  Volume (down) 286 Issue 1907 Pages 20191051  
  Keywords Animals; Human Health; anthropogenic; ecoimmunology; host competence; light pollution; reservoir host  
  Abstract Among the many anthropogenic changes that impact humans and wildlife, one of the most pervasive but least understood is light pollution. Although detrimental physiological and behavioural effects resulting from exposure to light at night are widely appreciated, the impacts of light pollution on infectious disease risk have not been studied. Here, we demonstrate that artificial light at night (ALAN) extends the infectious-to-vector period of the house sparrow (Passer domesticus), an urban-dwelling avian reservoir host of West Nile virus (WNV). Sparrows exposed to ALAN maintained transmissible viral titres for 2 days longer than controls but did not experience greater WNV-induced mortality during this window. Transcriptionally, ALAN altered the expression of gene regulatory networks including key hubs (OASL, PLBD1 and TRAP1) and effector genes known to affect WNV dissemination (SOCS). Despite mounting anti-viral immune responses earlier, transcriptomic signatures indicated that ALAN-exposed individuals probably experienced pathogen-induced damage and immunopathology, potentially due to evasion of immune effectors.

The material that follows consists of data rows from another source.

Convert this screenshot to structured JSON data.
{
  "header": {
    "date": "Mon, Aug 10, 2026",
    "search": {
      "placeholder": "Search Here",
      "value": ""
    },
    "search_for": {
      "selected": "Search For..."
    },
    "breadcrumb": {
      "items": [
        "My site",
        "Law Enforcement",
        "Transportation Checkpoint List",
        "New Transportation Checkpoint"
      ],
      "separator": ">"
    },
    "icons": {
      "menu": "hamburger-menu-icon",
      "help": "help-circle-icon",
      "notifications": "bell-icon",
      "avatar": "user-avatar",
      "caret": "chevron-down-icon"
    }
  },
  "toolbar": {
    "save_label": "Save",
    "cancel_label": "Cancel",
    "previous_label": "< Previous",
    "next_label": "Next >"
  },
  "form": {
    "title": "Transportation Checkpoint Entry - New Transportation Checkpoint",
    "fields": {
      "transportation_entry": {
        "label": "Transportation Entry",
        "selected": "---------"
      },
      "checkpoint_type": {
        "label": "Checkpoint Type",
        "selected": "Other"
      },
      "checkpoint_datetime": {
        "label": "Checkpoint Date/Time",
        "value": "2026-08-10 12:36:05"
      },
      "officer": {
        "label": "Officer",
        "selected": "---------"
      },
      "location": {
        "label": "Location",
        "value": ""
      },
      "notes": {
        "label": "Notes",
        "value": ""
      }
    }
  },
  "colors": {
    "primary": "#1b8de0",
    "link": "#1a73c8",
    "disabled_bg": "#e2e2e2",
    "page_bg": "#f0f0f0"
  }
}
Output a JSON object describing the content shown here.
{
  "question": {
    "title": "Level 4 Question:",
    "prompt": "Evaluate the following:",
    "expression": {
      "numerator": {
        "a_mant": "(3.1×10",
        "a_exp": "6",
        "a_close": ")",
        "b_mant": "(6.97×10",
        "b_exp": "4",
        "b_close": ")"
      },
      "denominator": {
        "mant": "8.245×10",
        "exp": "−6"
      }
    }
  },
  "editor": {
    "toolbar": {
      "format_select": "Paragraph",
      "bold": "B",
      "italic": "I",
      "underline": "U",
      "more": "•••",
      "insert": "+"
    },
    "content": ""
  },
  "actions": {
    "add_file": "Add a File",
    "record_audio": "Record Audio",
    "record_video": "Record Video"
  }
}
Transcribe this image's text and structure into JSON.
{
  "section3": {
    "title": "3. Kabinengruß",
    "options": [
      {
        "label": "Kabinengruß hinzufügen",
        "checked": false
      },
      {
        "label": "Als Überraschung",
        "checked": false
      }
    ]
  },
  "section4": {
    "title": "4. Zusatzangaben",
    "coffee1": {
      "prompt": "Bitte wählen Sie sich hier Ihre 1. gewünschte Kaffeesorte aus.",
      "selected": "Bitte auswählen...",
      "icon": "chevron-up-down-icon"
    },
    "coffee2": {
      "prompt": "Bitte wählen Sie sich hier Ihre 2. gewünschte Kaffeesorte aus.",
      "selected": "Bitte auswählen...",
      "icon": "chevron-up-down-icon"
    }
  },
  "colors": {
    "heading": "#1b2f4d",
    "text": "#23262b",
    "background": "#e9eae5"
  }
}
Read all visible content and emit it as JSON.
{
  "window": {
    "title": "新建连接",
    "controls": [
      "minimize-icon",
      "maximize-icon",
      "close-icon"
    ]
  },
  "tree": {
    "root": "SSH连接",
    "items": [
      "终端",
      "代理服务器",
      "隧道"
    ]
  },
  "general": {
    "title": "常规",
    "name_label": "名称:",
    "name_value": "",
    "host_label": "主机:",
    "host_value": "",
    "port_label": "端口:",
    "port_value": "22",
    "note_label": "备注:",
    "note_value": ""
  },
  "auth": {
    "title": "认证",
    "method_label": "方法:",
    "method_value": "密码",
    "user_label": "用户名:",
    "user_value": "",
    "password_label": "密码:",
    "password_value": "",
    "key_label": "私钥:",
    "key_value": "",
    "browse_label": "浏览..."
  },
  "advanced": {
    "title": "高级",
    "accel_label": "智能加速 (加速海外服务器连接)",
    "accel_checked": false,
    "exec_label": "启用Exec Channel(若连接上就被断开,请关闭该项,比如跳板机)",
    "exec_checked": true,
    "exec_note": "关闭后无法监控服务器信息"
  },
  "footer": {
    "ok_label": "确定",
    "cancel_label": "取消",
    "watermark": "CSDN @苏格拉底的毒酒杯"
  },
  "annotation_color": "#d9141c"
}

A simple mathematical modelling exercise indicated that ALAN-induced increases of host infectious-to-vector period could increase WNV outbreak potential by approximately 41%. ALAN probably affects other host and vector traits relevant to transmission, and additional research is needed to advise the management of zoonotic diseases in light-polluted areas.  
  Address Center for Global Health Infectious Disease Research, University of South Florida, Tampa, FL 33620, USA  
  Corporate Author Thesis  
  Publisher Place of Publication Editor  
  Language English Summary Language Original Title  
  Series Editor Series Title Abbreviated Series Title  
  Series Volume Series Issue Edition  
  ISSN 0962-8452 ISBN Medium  
  Area Expedition Conference  
  Notes PMID:31337318; PMCID:PMC6661335 Approved no  
  Call Number GFZ @ kyba @ Serial 2611  
Permanent link to this record
Select All    Deselect All
 |   | 
Details
   print

Save Citations:
Export Records: